Does this mean that among us walk a race of ur-men with palates of stone who don’t even notice the pain that sends the rest of us scurrying to the fridge for a glass of milk? Hardly. A study in Motivation and Emotion by researchers from the University of Pennsylvania states that “[c]hili likers are not insensitive to the irritation that it produces,” but that they experience a “hedonic shift” (i.e., a switch from tolerance to pleasure) in how they experience the sensation, prompted by social rewards. (The authors’ assertion that “the body’s defensive reaction to [chili is] harmless,” though, makes me wonder whether they truly understand the pain a spicy meal can cause for some of us.)

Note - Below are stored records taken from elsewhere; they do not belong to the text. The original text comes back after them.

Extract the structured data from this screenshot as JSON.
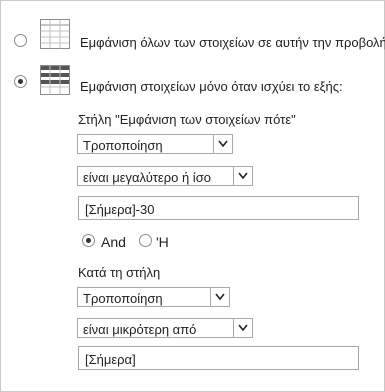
{
  "options": {
    "show_all": {
      "label": "Εμφάνιση όλων των στοιχείων σε αυτήν την προβολή",
      "selected": false,
      "icon": "table-icon"
    },
    "show_filtered": {
      "label": "Εμφάνιση στοιχείων μόνο όταν ισχύει το εξής:",
      "selected": true,
      "icon": "filtered-table-icon"
    }
  },
  "filter1": {
    "column_label": "Στήλη \"Εμφάνιση των στοιχείων πότε\"",
    "column_value": "Τροποποίηση",
    "operator_value": "είναι μεγαλύτερο ή ίσο",
    "value": "[Σήμερα]-30"
  },
  "logic": {
    "and_label": "And",
    "or_label": "'H",
    "selected": "and"
  },
  "filter2": {
    "column_label": "Κατά τη στήλη",
    "column_value": "Τροποποίηση",
    "operator_value": "είναι μικρότερη από",
    "value": "[Σήμερα]"
  },
  "colors": {
    "border": "#a9a9a9",
    "icon_blue": "#4472c4"
  }
}
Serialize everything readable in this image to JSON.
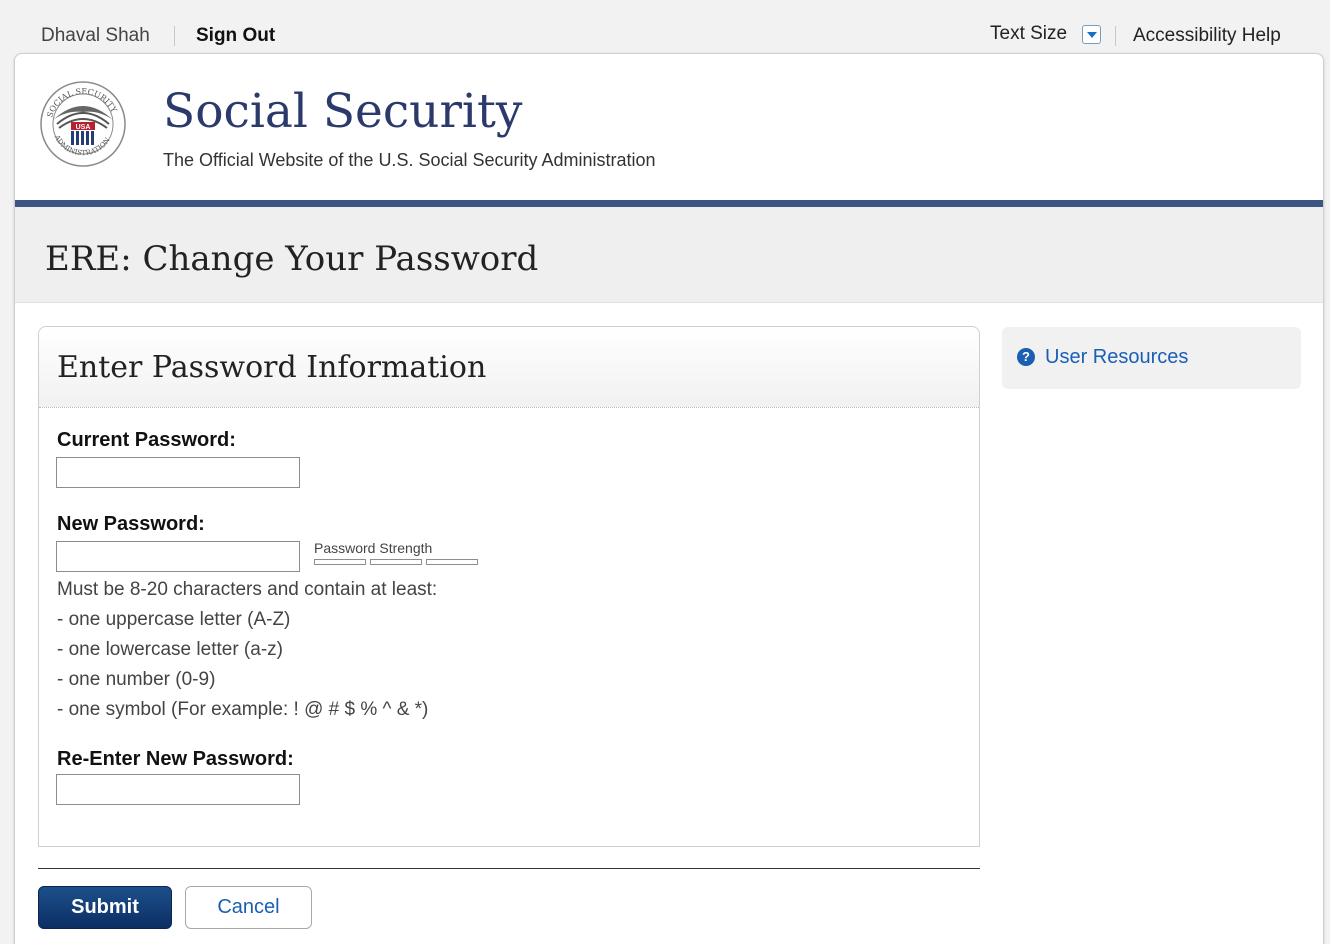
{
  "topbar": {
    "user_name": "Dhaval Shah",
    "sign_out": "Sign Out",
    "text_size": "Text Size",
    "accessibility_help": "Accessibility Help"
  },
  "header": {
    "site_title": "Social Security",
    "subtitle": "The Official Website of the U.S. Social Security Administration",
    "seal_icon": "ssa-seal-icon",
    "seal_lettering": [
      "SOCIAL SECURITY",
      "USA",
      "ADMINISTRATION"
    ],
    "brand_color": "#2b3a6b",
    "rule_color": "#3d5584"
  },
  "page": {
    "title": "ERE: Change Your Password"
  },
  "form": {
    "panel_title": "Enter Password Information",
    "current_password_label": "Current Password:",
    "current_password_value": "",
    "new_password_label": "New Password:",
    "new_password_value": "",
    "password_strength_label": "Password Strength",
    "password_strength_level": 0,
    "requirements": [
      "Must be 8-20 characters and contain at least:",
      "- one uppercase letter (A-Z)",
      "- one lowercase letter (a-z)",
      "- one number (0-9)",
      "- one symbol (For example: ! @ # $ % ^ & *)"
    ],
    "reenter_password_label": "Re-Enter New Password:",
    "reenter_password_value": ""
  },
  "actions": {
    "submit": "Submit",
    "cancel": "Cancel",
    "submit_color": "#0b2f63",
    "link_color": "#1a5fb4"
  },
  "sidebar": {
    "resources_icon": "help-question-icon",
    "resources_link": "User Resources"
  }
}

Ultimately, I’m not sure whether to feel comforted by the fact that I’m not alone in my charade, or mortified by thoughts of the pain I’ve endured because of my seeming inability to say “mild, please.” I don’t think of myself as a person who cares at all about projecting or performing masculinity — I never played sports, I don’t lift, I drive a hatchback for god’s sake — but this trap was so deep and so concealed that it took me years to find my way out. It’s an excellent example of the subtle and varied ways that toxic masculinity can cause us to suffer, even when we think we’re free from it.

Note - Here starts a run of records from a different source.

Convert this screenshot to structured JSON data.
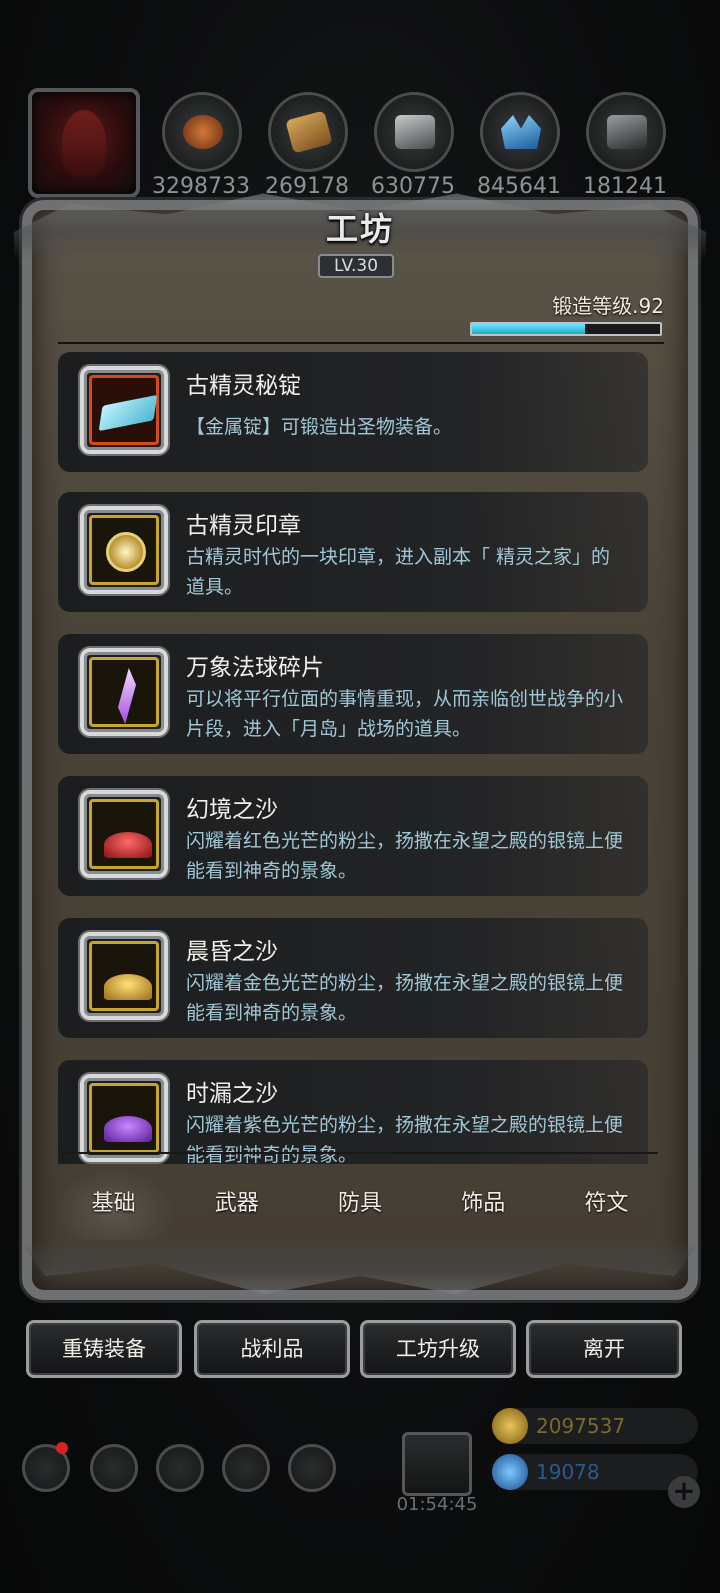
{
  "resources": [
    {
      "name": "helmet",
      "value": "",
      "color": "#7a2220"
    },
    {
      "name": "leather",
      "value": "3298733",
      "color": "#c0622a"
    },
    {
      "name": "wood",
      "value": "269178",
      "color": "#b98a3e"
    },
    {
      "name": "iron",
      "value": "630775",
      "color": "#8b8d8f"
    },
    {
      "name": "crystal",
      "value": "845641",
      "color": "#3d9ee0"
    },
    {
      "name": "ore",
      "value": "181241",
      "color": "#6c6e70"
    }
  ],
  "panel": {
    "title": "工坊",
    "level": "LV.30",
    "forge_label": "锻造等级.92",
    "forge_progress": 0.6
  },
  "items": [
    {
      "name": "古精灵秘锭",
      "desc": "【金属锭】可锻造出圣物装备。",
      "icon": "ingot-icon"
    },
    {
      "name": "古精灵印章",
      "desc": "古精灵时代的一块印章，进入副本「 精灵之家」的道具。",
      "icon": "seal-icon"
    },
    {
      "name": "万象法球碎片",
      "desc": "可以将平行位面的事情重现，从而亲临创世战争的小片段，进入「月岛」战场的道具。",
      "icon": "crystal-shard-icon"
    },
    {
      "name": "幻境之沙",
      "desc": "闪耀着红色光芒的粉尘，扬撒在永望之殿的银镜上便能看到神奇的景象。",
      "icon": "red-sand-icon"
    },
    {
      "name": "晨昏之沙",
      "desc": "闪耀着金色光芒的粉尘，扬撒在永望之殿的银镜上便能看到神奇的景象。",
      "icon": "gold-sand-icon"
    },
    {
      "name": "时漏之沙",
      "desc": "闪耀着紫色光芒的粉尘，扬撒在永望之殿的银镜上便能看到神奇的景象。",
      "icon": "purple-sand-icon"
    }
  ],
  "tabs": [
    "基础",
    "武器",
    "防具",
    "饰品",
    "符文"
  ],
  "active_tab": "基础",
  "actions": [
    "重铸装备",
    "战利品",
    "工坊升级",
    "离开"
  ],
  "hud": {
    "gift_timer": "01:54:45",
    "gold": "2097537",
    "gems": "19078",
    "gold_color": "#7a6a2e",
    "gem_color": "#2a5a8a"
  }
}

Of course, the cultural association of spiciness and manliness is painfully obvious once you’re looking for it. Of all the bizarre artifacts of spice culture that I discovered when researching this article, perhaps the most strangely fascinating is the YouTube series “Hot Ones,” where the host attempts to interview guests as they eat chicken wings slathered in novelty sauces with names like “Pain: 100%,” “Megadeath with Liquid Rage,” and “Da’ Bomb: Beyond Insanity” — sauces produced by a cottage industry that seems to exist for the sole purpose of enabling the kind of stunt eating shown in these videos.
Watching them, we are treated to such bizarre sights as Keegan-Michael Key insisting “I’m not a fuckin’ pussy” because he was too embarrassed to take a drink of water, David Cross looking forward to “a good 24 hours of ass-on-fire”, and Neil deGrasse Tyson boasting “I took two bites, bitch!” Just five out of the 79 (!!) videos in the series feature female guests. Confronted by this extreme example of spice endurance as proof of manliness, it’s difficult to remember why forcing myself to endure misery seemed like a less embarrassing option than just being honest about what I did and didn’t want to eat.
So the next time you’re out eating and your buddy suggests the Atomic Wings with Punishment Sauce, know that there’s no shame in taking a pass. He probably doesn’t really want them, either.